University Gothenburg Logo Urinary incontinence occurring before middle age may be particularly common in women. It is believed that symptoms such as incontinence, overactive bladder and other lower urinary tract are triggered by factors like old age, excess weight, pregnancy, childbirth, stroke as well as other neurological disorders. A study of twins at the Sahlgrenska Academy and Karolinska Institutet now claims that genetic factors can explain half of people’s susceptibility to urinary incontinence.

As a part of the study, investigators examined over 25,000 Swedish twins aged 20 to 46. Data on urinary incontinence, overactive bladder and other lower urinary tract symptoms was assayed through a statistical method that measures how much of the difference between people is due to genetic variation. The prevalence of these symptoms in identical twins with genetic variation was compared with non-identical twins, who share half of their genetic material. As a result, the relative significance of genetic and environmental factors was seemingly highlighted.

“With urinary incontinence, we saw that just over half of the variation (51 percent) can be explained by genetic factors. This doesn’t mean that half of all people with urinary incontinence inherit it from their parents, but that around 50 percent of people’s susceptibility to urinary incontinence can be explained by their genes,” shared gynecologist Anna Lena Wennberg, one of the researchers behind the study.
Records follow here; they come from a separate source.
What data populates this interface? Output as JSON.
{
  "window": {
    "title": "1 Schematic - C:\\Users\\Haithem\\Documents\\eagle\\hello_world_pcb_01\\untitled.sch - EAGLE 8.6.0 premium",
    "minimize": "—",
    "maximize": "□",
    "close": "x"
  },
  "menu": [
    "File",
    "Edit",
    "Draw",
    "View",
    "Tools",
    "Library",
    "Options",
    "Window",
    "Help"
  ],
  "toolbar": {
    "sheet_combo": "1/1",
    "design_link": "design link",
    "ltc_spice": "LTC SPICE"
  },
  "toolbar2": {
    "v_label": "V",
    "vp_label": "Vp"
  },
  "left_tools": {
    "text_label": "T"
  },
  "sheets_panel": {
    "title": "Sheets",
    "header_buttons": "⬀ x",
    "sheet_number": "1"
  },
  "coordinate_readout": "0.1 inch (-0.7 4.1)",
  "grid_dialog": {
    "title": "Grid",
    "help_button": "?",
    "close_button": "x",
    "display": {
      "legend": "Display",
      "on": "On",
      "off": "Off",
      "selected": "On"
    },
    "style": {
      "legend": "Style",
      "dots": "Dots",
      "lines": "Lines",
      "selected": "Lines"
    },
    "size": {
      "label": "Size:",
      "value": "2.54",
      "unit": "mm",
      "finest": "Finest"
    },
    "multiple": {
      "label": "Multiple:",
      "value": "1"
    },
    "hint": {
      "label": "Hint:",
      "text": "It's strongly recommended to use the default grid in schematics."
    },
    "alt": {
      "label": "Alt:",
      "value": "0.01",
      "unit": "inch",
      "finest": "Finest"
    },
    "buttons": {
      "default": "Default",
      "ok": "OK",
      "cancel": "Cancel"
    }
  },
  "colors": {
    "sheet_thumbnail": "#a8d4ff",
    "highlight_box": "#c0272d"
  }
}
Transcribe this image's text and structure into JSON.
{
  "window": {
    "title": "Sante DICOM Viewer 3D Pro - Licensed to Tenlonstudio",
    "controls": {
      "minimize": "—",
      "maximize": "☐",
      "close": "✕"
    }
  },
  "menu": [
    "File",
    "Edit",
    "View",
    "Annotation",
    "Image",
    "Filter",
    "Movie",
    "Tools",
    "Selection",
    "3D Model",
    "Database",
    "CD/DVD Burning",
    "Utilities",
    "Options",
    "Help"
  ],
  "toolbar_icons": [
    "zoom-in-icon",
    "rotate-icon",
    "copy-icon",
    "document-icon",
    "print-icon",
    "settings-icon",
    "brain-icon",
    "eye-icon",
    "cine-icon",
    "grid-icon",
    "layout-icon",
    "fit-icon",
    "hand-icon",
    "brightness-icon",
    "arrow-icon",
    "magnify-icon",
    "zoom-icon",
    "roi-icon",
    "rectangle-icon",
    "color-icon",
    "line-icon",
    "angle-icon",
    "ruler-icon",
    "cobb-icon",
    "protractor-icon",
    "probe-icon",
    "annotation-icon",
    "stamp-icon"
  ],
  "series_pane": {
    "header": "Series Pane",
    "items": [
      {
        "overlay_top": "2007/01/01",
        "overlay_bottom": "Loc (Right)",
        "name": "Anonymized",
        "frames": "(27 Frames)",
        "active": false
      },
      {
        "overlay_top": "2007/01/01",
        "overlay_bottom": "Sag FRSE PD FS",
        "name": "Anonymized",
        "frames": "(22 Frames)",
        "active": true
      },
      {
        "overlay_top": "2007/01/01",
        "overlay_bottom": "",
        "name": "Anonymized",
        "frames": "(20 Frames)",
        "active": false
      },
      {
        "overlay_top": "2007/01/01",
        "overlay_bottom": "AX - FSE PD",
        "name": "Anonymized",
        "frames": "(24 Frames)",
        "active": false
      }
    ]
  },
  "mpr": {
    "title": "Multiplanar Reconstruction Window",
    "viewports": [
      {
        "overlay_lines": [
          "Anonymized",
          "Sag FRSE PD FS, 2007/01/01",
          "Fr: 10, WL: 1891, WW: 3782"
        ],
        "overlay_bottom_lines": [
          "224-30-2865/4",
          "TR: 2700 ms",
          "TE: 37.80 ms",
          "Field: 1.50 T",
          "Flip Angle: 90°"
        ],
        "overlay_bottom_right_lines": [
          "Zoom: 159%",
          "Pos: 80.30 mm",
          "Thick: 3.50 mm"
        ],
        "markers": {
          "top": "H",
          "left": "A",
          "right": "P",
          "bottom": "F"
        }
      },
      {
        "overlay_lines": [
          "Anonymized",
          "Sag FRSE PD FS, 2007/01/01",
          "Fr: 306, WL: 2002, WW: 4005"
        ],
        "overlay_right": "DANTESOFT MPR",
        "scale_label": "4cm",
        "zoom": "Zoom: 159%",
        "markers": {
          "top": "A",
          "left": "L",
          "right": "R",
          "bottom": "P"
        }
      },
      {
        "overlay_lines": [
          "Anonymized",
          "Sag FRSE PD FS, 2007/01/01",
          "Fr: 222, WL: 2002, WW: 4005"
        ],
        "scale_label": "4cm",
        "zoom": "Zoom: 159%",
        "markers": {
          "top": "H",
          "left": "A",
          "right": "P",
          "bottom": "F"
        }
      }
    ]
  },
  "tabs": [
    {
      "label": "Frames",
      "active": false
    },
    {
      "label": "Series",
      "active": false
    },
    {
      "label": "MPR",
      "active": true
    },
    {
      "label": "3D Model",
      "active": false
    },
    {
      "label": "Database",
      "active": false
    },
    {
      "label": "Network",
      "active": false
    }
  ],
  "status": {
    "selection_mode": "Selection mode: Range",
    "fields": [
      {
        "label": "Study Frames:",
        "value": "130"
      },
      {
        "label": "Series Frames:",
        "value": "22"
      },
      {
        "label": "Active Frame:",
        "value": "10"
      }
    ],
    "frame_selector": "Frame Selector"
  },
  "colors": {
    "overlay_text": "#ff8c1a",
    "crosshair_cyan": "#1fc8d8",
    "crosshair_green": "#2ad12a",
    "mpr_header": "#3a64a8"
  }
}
It then appeared that genes are extremely important for nocturia that is the need to get up in the night for urination. Around 34 percent subjects apparently had this genetic explanation for nocturia. There may a number of genes that combine with various environmental factors or cause disorders which, in turn, raise the risk of urinary incontinence.

The study was published online in the journal European Urology.